“The smallest things are huge every day – she’s the bravest little girl I know”
The family’s only glimmer of hope is a gene therapy trial to be held in the United States this year, the first of its kind in the world for CLN5. If Hollie is accepted into the trial and he is successful, it will only slow the progression of his life-threatening illness at best.
“We don’t know much about it yet, but we hope it will be available – but there are no guarantees.”
In the precious time they have left, Amanda and Craig give their brave little fighter every possible chance to have the same joyful experiences as any other child his age.
“We got her a bike that’s joined with an adult because it’s not possible for her to pedal and steer at the same time – so to see the smile on her face when she jumped and rolled was beautiful,” she says. .
“The smallest things are huge every day – she’s just the bravest little girl I know.”
“We just wanted them to enjoy their time together while they can and make amazing memories.” Source: Provided to Kidspot
“It’s like a ticking time bomb… how many more will she have?”
Hollie just spent her first Christmas with all of the extended family in Albany, as Amanda focuses on cherishing every special moment before life as they know it’s gone forever.
“Just like her birthday, it’s like a ticking time bomb… how many more will she get? We don’t know,” she said quietly.
“The girls don’t know or understand the full extent of what’s going on, and that’s the only blessing we have.
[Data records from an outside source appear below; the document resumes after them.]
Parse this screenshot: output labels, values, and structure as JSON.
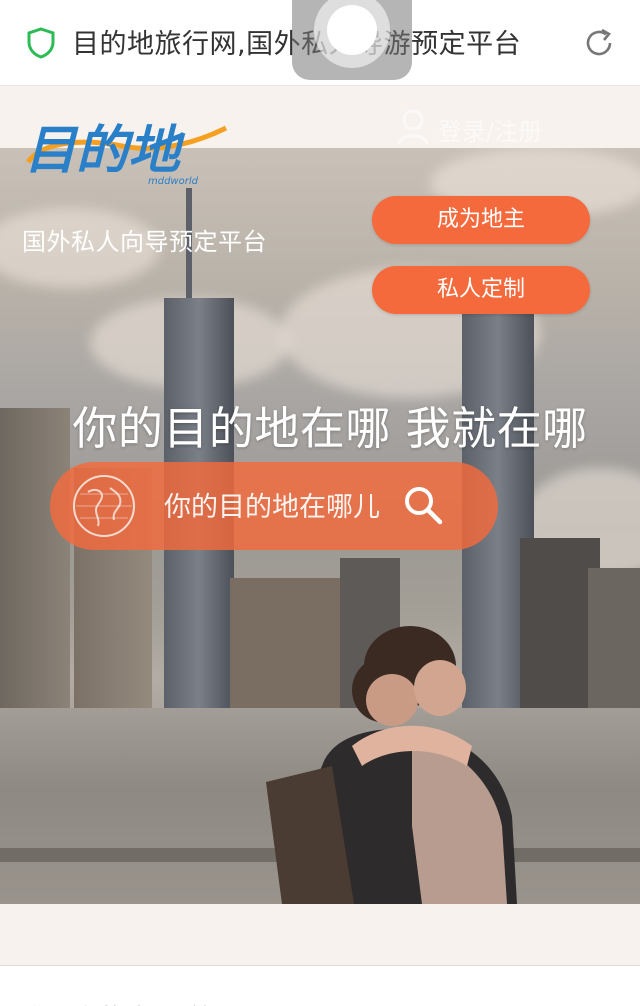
{
  "browser": {
    "page_title": "目的地旅行网,国外私人导游预定平台"
  },
  "header": {
    "logo_sub": "mddworld",
    "user_label": "登录/注册"
  },
  "hero": {
    "tagline": "国外私人向导预定平台",
    "become_host_label": "成为地主",
    "custom_trip_label": "私人定制",
    "slogan": "你的目的地在哪 我就在哪",
    "search": {
      "placeholder": "你的目的地在哪儿"
    }
  },
  "footer": {
    "peek_text": "你即在的位日: 首页"
  },
  "colors": {
    "accent": "#f46a3c",
    "shield": "#2dbb55",
    "logo_blue": "#2a7fc9",
    "logo_orange": "#f5a021"
  },
  "icons": [
    "shield-icon",
    "reload-icon",
    "user-icon",
    "globe-icon",
    "search-icon"
  ]
}
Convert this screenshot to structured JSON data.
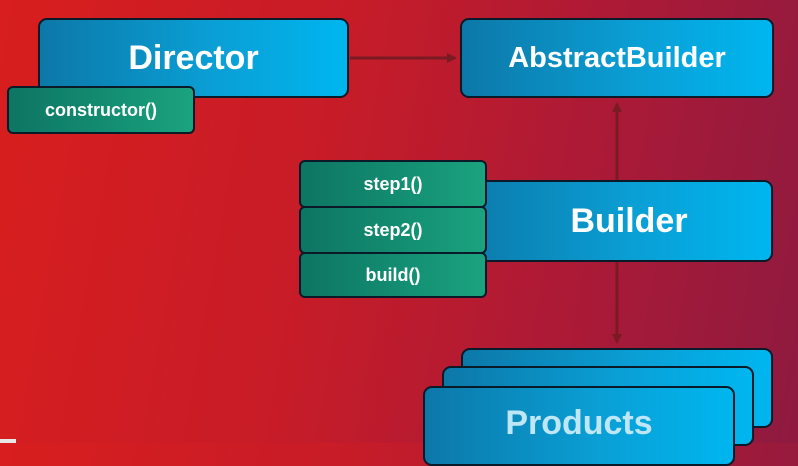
{
  "director": {
    "label": "Director",
    "method": "constructor()"
  },
  "abstract_builder": {
    "label": "AbstractBuilder"
  },
  "builder": {
    "label": "Builder",
    "methods": [
      "step1()",
      "step2()",
      "build()"
    ]
  },
  "products": {
    "label": "Products"
  },
  "colors": {
    "background_start": "#d81e1e",
    "background_end": "#8e1a40",
    "class_box": "#0a9ed4",
    "method_box": "#138e72",
    "arrow": "#7a1a22",
    "border": "#0b1a28"
  }
}
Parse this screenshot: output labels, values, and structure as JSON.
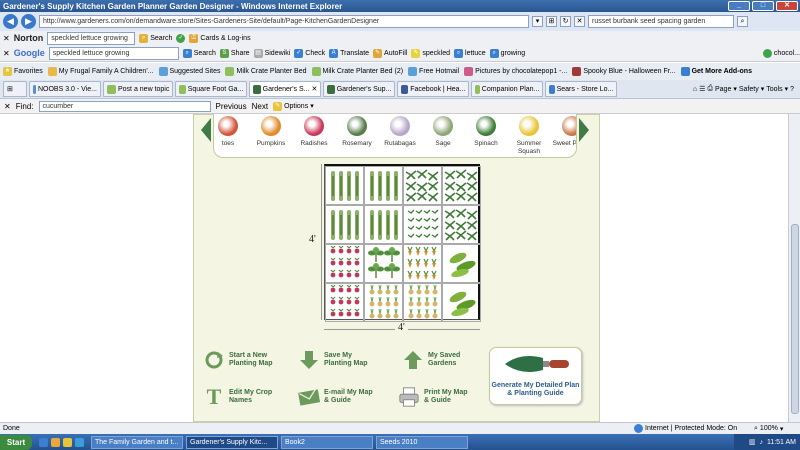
{
  "window": {
    "title": "Gardener's Supply Kitchen Garden Planner Garden Designer - Windows Internet Explorer"
  },
  "address": {
    "url": "http://www.gardeners.com/on/demandware.store/Sites-Gardeners-Site/default/Page-KitchenGardenDesigner",
    "search_value": "russet burbank seed spacing garden"
  },
  "norton": {
    "brand": "Norton",
    "search_value": "speckled lettuce growing",
    "search_label": "Search",
    "cards_label": "Cards & Log-ins"
  },
  "google": {
    "brand": "Google",
    "search_value": "speckled lettuce growing",
    "items": [
      "Search",
      "Share",
      "Sidewiki",
      "Check",
      "Translate",
      "AutoFill",
      "speckled",
      "lettuce",
      "growing"
    ],
    "signin": "chocol..."
  },
  "favorites": {
    "label": "Favorites",
    "items": [
      "My Frugal Family A Children'...",
      "Suggested Sites",
      "Milk Crate Planter Bed",
      "Milk Crate Planter Bed (2)",
      "Free Hotmail",
      "Pictures by chocolatepop1 -...",
      "Spooky Blue - Halloween Fr...",
      "Get More Add-ons"
    ]
  },
  "tabs": [
    {
      "label": "NOOBS 3.0 - Vie..."
    },
    {
      "label": "Post a new topic"
    },
    {
      "label": "Square Foot Ga..."
    },
    {
      "label": "Gardener's S..."
    },
    {
      "label": "Gardener's Sup..."
    },
    {
      "label": "Facebook | Hea..."
    },
    {
      "label": "Companion Plan..."
    },
    {
      "label": "Sears - Store Lo..."
    }
  ],
  "commands": {
    "page": "Page",
    "safety": "Safety",
    "tools": "Tools"
  },
  "find": {
    "label": "Find:",
    "value": "cucumber",
    "previous": "Previous",
    "next": "Next",
    "options": "Options"
  },
  "planner": {
    "vegetables": [
      {
        "name": "toes",
        "color": "#d2543a"
      },
      {
        "name": "Pumpkins",
        "color": "#e08a2b"
      },
      {
        "name": "Radishes",
        "color": "#c83a5a"
      },
      {
        "name": "Rosemary",
        "color": "#5a7d4a"
      },
      {
        "name": "Rutabagas",
        "color": "#b8a6c9"
      },
      {
        "name": "Sage",
        "color": "#8fa678"
      },
      {
        "name": "Spinach",
        "color": "#3e7f3a"
      },
      {
        "name": "Summer Squash",
        "color": "#e8c43a"
      },
      {
        "name": "Sweet Potato",
        "color": "#c87a4a"
      }
    ],
    "grid_rows": [
      [
        "beans",
        "beans",
        "pea",
        "pea"
      ],
      [
        "beans",
        "beans",
        "pea-small",
        "pea"
      ],
      [
        "radish",
        "herb",
        "carrot",
        "cucumber"
      ],
      [
        "radish",
        "onion",
        "onion",
        "cucumber"
      ]
    ],
    "dimension_side": "4'",
    "dimension_bottom": "4'",
    "actions": {
      "start_new": "Start a New Planting Map",
      "save": "Save My Planting Map",
      "my_saved": "My Saved Gardens",
      "edit_names": "Edit My Crop Names",
      "email": "E-mail My Map & Guide",
      "print": "Print My Map & Guide",
      "generate": "Generate My Detailed Plan & Planting Guide"
    },
    "colors": {
      "green": "#3b6d3f",
      "blue": "#2d5d8c"
    }
  },
  "status": {
    "left": "Done",
    "zone": "Internet | Protected Mode: On",
    "zoom": "100%"
  },
  "taskbar": {
    "start": "Start",
    "buttons": [
      "The Family Garden and t...",
      "Gardener's Supply Kitc...",
      "Book2",
      "Seeds 2010"
    ],
    "clock": "11:51 AM"
  }
}
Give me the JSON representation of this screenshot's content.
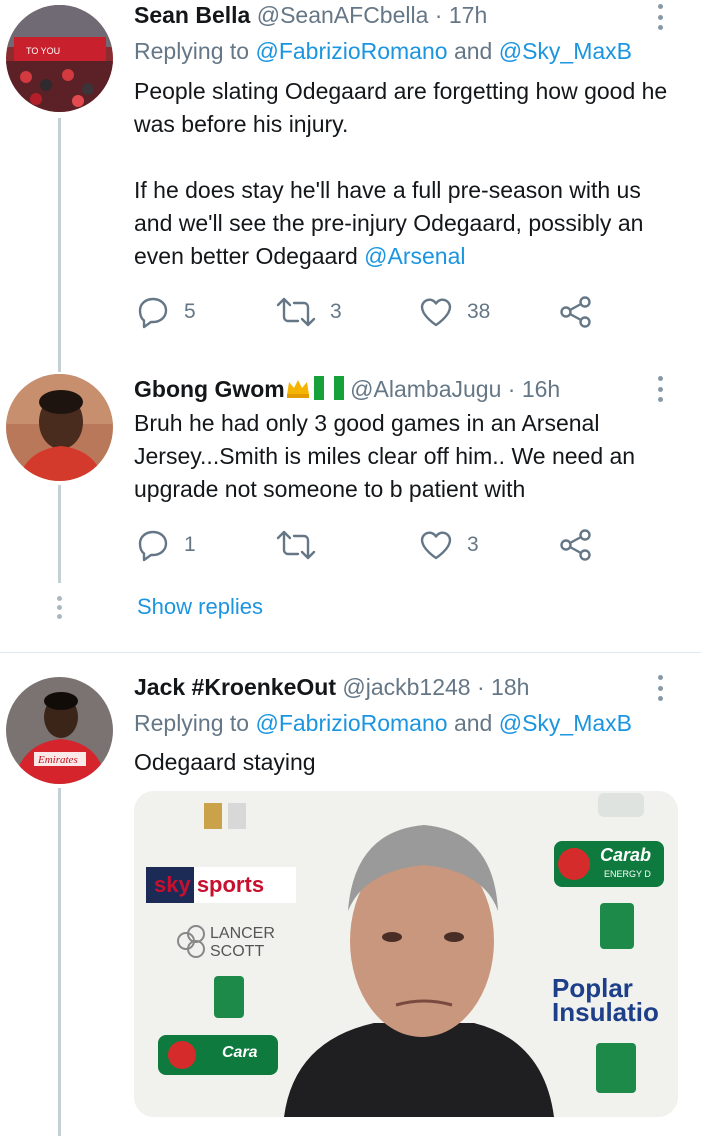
{
  "tweets": [
    {
      "name": "Sean Bella",
      "handle": "@SeanAFCbella",
      "sep": " · ",
      "time": "17h",
      "replying_prefix": "Replying to ",
      "replying_user1": "@FabrizioRomano",
      "replying_and": " and ",
      "replying_user2": "@Sky_MaxB",
      "text_p1": "People slating Odegaard are forgetting how good he was before his injury.",
      "text_p2": "If he does stay he'll have a full pre-season with us and we'll see the pre-injury Odegaard, possibly an even better Odegaard ",
      "text_mention": "@Arsenal",
      "replies": "5",
      "retweets": "3",
      "likes": "38"
    },
    {
      "name": "Gbong Gwom",
      "handle": "@AlambaJugu",
      "sep": " · ",
      "time": "16h",
      "text": "Bruh he had only 3 good games in an Arsenal Jersey...Smith is miles clear off him.. We need an upgrade not someone to b patient with",
      "replies": "1",
      "retweets": "",
      "likes": "3",
      "show_replies": "Show replies"
    },
    {
      "name": "Jack #KroenkeOut",
      "handle": "@jackb1248",
      "sep": " · ",
      "time": "18h",
      "replying_prefix": "Replying to ",
      "replying_user1": "@FabrizioRomano",
      "replying_and": " and ",
      "replying_user2": "@Sky_MaxB",
      "text": "Odegaard staying",
      "media": {
        "sky_label": "sky sports",
        "lancer_label": "LANCER",
        "scott_label": "SCOTT",
        "carabao_label": "Carab",
        "energy_label": "ENERGY D",
        "popular_label": "Poplar",
        "insulation_label": "Insulatio",
        "cara_label": "Cara"
      }
    }
  ],
  "colors": {
    "link": "#1b95e0",
    "muted": "#657786",
    "text": "#14171a",
    "thread_line": "#c4cfd6"
  },
  "icons": [
    "reply-icon",
    "retweet-icon",
    "like-icon",
    "share-icon",
    "more-options-icon",
    "crown-emoji",
    "nigeria-flag-emoji"
  ]
}
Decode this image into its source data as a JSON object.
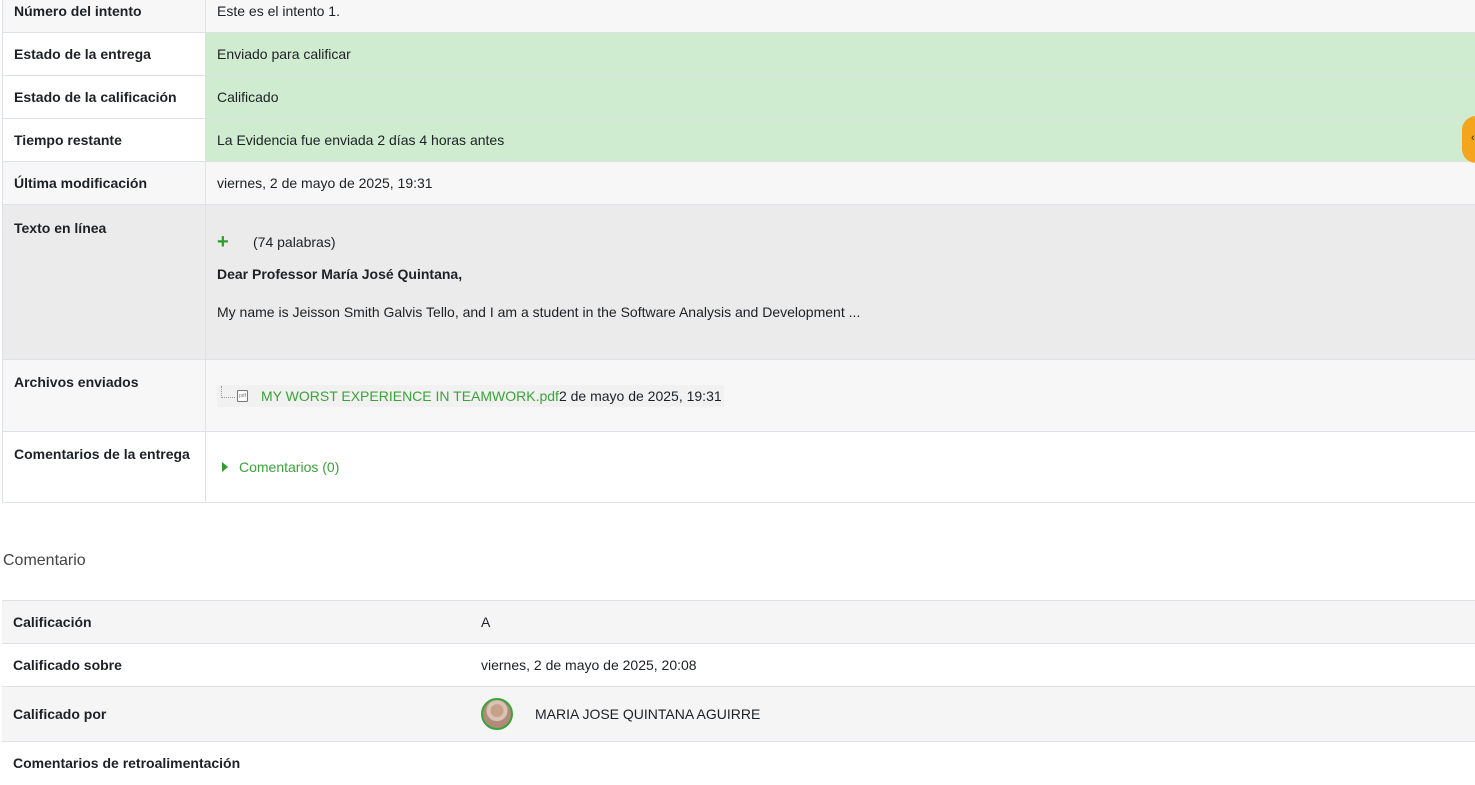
{
  "submission": {
    "rows": [
      {
        "label": "Número del intento",
        "value": "Este es el intento 1."
      },
      {
        "label": "Estado de la entrega",
        "value": "Enviado para calificar"
      },
      {
        "label": "Estado de la calificación",
        "value": "Calificado"
      },
      {
        "label": "Tiempo restante",
        "value": "La Evidencia fue enviada 2 días 4 horas antes"
      },
      {
        "label": "Última modificación",
        "value": "viernes, 2 de mayo de 2025, 19:31"
      }
    ],
    "online_text": {
      "label": "Texto en línea",
      "word_count": "(74 palabras)",
      "greeting": "Dear Professor María José Quintana,",
      "excerpt": "My name is Jeisson Smith Galvis Tello, and I am a student in the Software Analysis and Development ..."
    },
    "files": {
      "label": "Archivos enviados",
      "file_name": "MY WORST EXPERIENCE IN TEAMWORK.pdf",
      "file_date": "2 de mayo de 2025, 19:31"
    },
    "comments": {
      "label": "Comentarios de la entrega",
      "toggle": "Comentarios (0)"
    }
  },
  "feedback": {
    "heading": "Comentario",
    "rows": [
      {
        "label": "Calificación",
        "value": "A"
      },
      {
        "label": "Calificado sobre",
        "value": "viernes, 2 de mayo de 2025, 20:08"
      },
      {
        "label": "Calificado por",
        "value": "MARIA JOSE QUINTANA AGUIRRE"
      },
      {
        "label": "Comentarios de retroalimentación",
        "value": ""
      }
    ]
  },
  "colors": {
    "success_bg": "#d0ecd0",
    "link": "#3aa33a",
    "side_tab": "#f4a51c"
  },
  "icons": [
    "plus-icon",
    "file-pdf-icon",
    "caret-right-icon",
    "user-avatar"
  ]
}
“We did everything this Christmas because we just wanted them to enjoy their time together while they could and make amazing memories. We want to do things together that we otherwise would have had. a lifetime to do.
A GoFundMe campaign has been set up in Hollie’s name as her family navigates their uncertain road. For more information on Batten disease, visit BDSRA Australia.